In this chapter the committee proposes six critical technology thrust areas for new air vehicle configurations that could achieve NASA's eight air transportation-related goals.

  • advanced air vehicle configurations—designs with reduced weight, improved aerodynamic performance, and highly integrated airframe/propulsion systems that are substantially different from current air vehicle configurations. Advanced configurations could have a major impact on reducing the cost of air travel and improving the aviation system throughput and could enable the development of a high-speed civil transport aircraft that would reduce travel time to the Far East and Europe.

  • embedded sensors and controls—intelligent gas turbine engines that can control aeroacoustic, aerodynamic, aerothermodynamic, and aeromechanical instabilities, and aircraft with embedded active control systems for controlling loads, reducing drag, and monitoring health. Embedded sensors and controls could reduce noise, emissions, and costs through more effective diagnosis and maintenance processes.

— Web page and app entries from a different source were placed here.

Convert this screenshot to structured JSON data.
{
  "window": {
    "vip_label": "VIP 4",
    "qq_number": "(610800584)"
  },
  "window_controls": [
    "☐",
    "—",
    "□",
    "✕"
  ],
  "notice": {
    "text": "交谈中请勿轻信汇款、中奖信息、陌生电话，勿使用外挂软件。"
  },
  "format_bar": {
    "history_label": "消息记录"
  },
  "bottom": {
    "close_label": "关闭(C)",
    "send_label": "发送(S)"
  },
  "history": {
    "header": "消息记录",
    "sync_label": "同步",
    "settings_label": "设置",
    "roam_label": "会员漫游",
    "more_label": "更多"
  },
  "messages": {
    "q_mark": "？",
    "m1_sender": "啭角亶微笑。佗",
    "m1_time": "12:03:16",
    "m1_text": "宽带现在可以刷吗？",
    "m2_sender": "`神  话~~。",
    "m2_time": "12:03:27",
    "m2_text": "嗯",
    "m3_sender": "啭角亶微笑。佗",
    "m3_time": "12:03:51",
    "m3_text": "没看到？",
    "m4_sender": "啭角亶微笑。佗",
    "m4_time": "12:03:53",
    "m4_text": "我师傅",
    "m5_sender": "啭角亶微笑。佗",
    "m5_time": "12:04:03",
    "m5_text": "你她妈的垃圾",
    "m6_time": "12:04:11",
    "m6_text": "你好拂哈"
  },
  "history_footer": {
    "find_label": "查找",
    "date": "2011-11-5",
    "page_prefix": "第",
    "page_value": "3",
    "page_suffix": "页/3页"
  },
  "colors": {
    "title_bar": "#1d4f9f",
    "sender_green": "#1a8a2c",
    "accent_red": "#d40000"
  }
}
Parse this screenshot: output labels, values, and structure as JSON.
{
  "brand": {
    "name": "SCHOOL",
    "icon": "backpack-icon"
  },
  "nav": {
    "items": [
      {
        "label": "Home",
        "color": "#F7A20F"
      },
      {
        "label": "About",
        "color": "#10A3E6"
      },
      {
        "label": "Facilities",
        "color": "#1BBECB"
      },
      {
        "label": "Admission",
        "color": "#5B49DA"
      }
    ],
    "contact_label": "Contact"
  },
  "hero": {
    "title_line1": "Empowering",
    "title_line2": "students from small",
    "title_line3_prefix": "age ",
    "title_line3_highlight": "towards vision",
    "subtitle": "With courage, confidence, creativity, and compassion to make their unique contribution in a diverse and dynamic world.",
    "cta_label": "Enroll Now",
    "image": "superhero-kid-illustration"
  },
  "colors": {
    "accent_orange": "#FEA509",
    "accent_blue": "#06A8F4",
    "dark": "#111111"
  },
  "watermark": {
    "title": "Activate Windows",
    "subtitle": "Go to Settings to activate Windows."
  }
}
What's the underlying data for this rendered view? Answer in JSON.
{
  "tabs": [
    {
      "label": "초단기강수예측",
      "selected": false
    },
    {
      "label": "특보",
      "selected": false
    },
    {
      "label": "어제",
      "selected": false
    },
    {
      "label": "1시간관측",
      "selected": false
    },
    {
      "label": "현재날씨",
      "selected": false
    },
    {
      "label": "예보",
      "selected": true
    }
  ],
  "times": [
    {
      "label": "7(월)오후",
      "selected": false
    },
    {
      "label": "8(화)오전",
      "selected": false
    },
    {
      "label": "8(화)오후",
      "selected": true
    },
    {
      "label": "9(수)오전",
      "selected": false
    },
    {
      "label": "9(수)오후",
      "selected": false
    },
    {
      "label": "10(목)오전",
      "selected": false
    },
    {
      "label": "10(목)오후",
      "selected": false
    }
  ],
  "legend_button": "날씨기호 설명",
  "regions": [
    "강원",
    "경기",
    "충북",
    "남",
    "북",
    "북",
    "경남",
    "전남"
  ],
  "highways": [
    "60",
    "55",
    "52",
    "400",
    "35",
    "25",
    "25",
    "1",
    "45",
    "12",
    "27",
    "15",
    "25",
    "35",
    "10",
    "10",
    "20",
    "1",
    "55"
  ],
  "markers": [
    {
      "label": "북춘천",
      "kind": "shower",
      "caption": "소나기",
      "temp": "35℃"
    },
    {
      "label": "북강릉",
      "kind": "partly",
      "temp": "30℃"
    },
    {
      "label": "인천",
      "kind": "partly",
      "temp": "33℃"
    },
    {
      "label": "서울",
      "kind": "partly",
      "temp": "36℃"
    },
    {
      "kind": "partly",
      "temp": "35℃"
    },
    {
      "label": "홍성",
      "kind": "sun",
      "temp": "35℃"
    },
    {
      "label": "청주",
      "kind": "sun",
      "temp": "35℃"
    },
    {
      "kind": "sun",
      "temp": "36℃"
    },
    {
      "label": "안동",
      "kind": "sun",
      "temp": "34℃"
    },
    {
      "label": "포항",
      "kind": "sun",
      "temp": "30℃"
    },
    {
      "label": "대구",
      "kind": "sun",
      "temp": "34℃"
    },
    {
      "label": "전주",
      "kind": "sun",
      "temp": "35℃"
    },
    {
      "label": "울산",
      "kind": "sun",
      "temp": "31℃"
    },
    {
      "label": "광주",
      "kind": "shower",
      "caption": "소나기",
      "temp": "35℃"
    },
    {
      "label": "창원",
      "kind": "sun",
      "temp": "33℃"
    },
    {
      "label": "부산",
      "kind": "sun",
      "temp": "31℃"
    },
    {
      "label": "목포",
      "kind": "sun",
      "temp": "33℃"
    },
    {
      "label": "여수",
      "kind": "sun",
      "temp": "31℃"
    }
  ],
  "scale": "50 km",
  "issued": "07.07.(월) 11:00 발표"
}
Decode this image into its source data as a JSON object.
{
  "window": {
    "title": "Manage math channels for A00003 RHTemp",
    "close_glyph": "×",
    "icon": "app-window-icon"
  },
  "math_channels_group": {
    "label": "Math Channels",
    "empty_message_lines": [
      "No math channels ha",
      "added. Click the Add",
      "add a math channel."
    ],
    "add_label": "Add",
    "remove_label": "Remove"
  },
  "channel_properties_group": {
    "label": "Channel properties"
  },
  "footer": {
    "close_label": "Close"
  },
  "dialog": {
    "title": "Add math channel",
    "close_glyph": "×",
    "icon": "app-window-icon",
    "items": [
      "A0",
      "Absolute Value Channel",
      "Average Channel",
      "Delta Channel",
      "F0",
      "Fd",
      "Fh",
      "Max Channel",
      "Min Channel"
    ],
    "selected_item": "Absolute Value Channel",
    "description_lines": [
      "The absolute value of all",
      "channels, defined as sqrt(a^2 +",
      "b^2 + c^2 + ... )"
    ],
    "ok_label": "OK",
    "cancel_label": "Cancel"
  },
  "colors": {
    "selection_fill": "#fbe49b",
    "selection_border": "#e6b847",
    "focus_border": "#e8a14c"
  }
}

  • structures and materials—low-cost composite materials, including the manufacturing processes associated with them, new corrosion-resistant, damage-tolerant alloys, and engineered and smart materials. Advanced structures and materials could lead to reduced fabrication and life-cycle costs and reduced travel time (by enabling economically viable commercial supersonic flight) and could expand the general aviation market by creating more options for designing efficient, cost-effective aircraft.

  • advanced propulsion and power—innovative approaches to gas turbine engines with substantially fewer parts and enhanced performance through active control. This technology area could also include propulsion systems with no rotating components (such as pulse detonation wave engines), alternative engine concepts, and alternative fuels. Advanced propulsion and power technologies could contribute to reductions in noise, emissions, air travel cost, and travel time (with high-speed commercial flight).

  • advanced manufacturing—automated manufacturing, including precision manufacturing, automated assembly, and fabrication by light, as well as further applications of lean manufacturing techniques. The major impact of advanced manufacturing would be to reduce the cost of commercial aircraft and possibly the cost of general aviation aircraft.

  • computer-based design, modeling, and simulation—virtual design and testing that could replace, or at least greatly reduce, the time and cost of testing aircraft and propulsion systems and could provide the capability for multidisciplinary design

The National Academies | 500 Fifth St. N.W. | Washington, D.C. 20001
Copyright © National Academy of Sciences. All rights reserved.
Terms of Use and Privacy Statement